We also gain insights from looking at the full spectrum of metrics. Outside of CPI, some metrics can tell you about the quality and enjoyability of your ads. CTI, loyal user rates and watch time data help us learn more about creatives that did not win.

Unless you are testing creatives on every channel, it is unlikely that your winners will win everywhere and losers will lose everywhere. I learned the importance of this idea at King and eventually built strong relationships with the creative team to develop creatives designed to run on Google UAC. I took steps to understand the nuances of advertising on YouTube and Admob to help brief our creative team on bespoke creatives. This helped when it came to scaling countries like Japan, which tend to have more YouTube inventory, or launching our RPG titles utilizing influencer-style creatives that scaled more on YouTube than Admob.

Lastly, your UA and creative teams need to keep up with UA ad trends and consume as many ads as possible. The more ads you watch, the more you can understand the tropes used for different apps/channels.

What are your top 3 go-to resources for keeping up with the mobile ad tech industry?
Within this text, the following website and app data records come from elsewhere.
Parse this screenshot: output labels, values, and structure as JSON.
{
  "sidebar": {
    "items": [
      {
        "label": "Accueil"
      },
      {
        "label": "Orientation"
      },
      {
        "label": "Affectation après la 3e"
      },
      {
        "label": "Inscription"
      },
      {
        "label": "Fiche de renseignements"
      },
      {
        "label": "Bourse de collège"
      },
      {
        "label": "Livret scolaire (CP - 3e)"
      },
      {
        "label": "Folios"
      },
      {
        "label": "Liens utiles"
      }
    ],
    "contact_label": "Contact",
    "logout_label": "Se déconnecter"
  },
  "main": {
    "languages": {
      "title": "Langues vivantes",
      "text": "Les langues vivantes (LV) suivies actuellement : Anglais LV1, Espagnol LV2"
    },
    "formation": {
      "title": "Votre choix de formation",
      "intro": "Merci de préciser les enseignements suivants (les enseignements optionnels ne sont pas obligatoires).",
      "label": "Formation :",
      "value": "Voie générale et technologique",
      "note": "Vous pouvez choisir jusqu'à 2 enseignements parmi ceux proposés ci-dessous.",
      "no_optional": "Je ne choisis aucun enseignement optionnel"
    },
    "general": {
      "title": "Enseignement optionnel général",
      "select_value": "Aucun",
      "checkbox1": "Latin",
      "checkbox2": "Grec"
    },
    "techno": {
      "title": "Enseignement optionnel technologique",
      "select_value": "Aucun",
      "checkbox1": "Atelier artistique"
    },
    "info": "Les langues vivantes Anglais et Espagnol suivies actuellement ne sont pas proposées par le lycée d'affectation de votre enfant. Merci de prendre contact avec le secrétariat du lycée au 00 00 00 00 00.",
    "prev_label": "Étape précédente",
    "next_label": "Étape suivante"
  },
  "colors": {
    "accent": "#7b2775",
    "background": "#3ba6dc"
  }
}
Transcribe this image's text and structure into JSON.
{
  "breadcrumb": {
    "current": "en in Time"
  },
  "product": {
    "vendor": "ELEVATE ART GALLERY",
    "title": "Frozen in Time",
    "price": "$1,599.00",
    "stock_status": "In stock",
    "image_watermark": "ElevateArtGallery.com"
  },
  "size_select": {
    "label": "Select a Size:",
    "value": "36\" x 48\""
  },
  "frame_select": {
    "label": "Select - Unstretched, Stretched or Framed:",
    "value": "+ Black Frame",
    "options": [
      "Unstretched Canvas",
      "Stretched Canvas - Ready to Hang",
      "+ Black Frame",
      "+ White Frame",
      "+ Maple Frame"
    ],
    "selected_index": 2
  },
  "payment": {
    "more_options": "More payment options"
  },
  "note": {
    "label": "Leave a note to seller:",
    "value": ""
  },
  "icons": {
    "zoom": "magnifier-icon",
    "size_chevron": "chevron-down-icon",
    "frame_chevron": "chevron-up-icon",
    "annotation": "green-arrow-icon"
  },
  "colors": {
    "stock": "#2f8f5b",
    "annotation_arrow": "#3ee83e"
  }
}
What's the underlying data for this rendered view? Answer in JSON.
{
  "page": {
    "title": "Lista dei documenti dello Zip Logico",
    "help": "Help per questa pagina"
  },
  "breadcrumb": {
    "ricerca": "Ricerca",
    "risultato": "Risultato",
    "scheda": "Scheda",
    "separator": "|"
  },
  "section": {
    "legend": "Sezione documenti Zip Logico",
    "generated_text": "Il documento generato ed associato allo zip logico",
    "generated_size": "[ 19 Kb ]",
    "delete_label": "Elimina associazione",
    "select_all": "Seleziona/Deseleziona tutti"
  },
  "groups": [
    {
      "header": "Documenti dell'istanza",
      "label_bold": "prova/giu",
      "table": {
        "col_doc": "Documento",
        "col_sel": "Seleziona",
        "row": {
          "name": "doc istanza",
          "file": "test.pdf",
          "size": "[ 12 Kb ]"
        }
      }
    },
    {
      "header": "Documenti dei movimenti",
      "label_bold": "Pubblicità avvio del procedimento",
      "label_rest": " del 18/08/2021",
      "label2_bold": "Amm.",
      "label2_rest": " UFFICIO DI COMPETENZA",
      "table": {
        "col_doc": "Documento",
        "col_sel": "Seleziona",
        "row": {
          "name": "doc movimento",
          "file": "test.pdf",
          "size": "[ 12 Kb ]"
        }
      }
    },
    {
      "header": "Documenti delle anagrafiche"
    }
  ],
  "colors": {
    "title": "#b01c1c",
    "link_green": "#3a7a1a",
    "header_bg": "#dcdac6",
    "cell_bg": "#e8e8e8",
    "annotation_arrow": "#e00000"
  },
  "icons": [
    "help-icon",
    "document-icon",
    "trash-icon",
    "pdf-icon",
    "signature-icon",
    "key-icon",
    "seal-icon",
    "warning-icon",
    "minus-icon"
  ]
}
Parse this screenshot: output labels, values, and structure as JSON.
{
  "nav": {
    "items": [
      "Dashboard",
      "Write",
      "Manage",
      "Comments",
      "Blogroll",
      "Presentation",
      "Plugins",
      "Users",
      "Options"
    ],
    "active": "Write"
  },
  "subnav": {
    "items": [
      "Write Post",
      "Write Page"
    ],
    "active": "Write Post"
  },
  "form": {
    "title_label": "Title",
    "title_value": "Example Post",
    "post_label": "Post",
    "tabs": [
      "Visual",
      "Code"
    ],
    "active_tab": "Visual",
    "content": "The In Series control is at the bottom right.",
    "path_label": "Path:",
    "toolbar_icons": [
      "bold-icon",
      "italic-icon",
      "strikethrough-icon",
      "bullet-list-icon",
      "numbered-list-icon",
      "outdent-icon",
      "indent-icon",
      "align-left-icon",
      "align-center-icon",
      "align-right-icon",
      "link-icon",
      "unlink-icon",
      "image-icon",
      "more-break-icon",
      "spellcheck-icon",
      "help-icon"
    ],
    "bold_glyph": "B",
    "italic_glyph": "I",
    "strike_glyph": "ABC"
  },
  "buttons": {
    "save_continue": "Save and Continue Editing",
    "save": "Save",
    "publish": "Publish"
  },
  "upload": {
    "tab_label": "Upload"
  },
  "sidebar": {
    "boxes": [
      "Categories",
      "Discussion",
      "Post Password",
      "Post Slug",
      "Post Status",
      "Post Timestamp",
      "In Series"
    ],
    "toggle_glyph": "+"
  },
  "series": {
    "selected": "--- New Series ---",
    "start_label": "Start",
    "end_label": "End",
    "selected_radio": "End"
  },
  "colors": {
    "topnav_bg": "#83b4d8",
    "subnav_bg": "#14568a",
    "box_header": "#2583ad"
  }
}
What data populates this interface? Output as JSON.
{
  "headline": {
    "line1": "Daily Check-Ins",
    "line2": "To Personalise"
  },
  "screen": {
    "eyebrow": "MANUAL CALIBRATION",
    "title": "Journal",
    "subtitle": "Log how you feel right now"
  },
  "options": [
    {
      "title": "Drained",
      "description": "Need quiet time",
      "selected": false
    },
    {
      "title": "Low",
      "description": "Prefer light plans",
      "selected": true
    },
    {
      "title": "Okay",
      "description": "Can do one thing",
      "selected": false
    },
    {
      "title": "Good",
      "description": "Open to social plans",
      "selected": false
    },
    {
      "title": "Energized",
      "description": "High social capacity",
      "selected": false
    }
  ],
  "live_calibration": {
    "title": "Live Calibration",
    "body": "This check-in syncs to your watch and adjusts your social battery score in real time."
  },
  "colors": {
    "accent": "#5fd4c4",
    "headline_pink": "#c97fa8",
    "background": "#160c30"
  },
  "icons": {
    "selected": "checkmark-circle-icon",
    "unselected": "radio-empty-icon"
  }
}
We are lucky at Trailmix to have engaged colleagues and an amazing investor company—with many investee companies and a wide range of expertise, learnings and industry knowledge. I turn to my colleagues at Trailmix, the wider Supercell circle, and of course, there are plenty of great websites out there.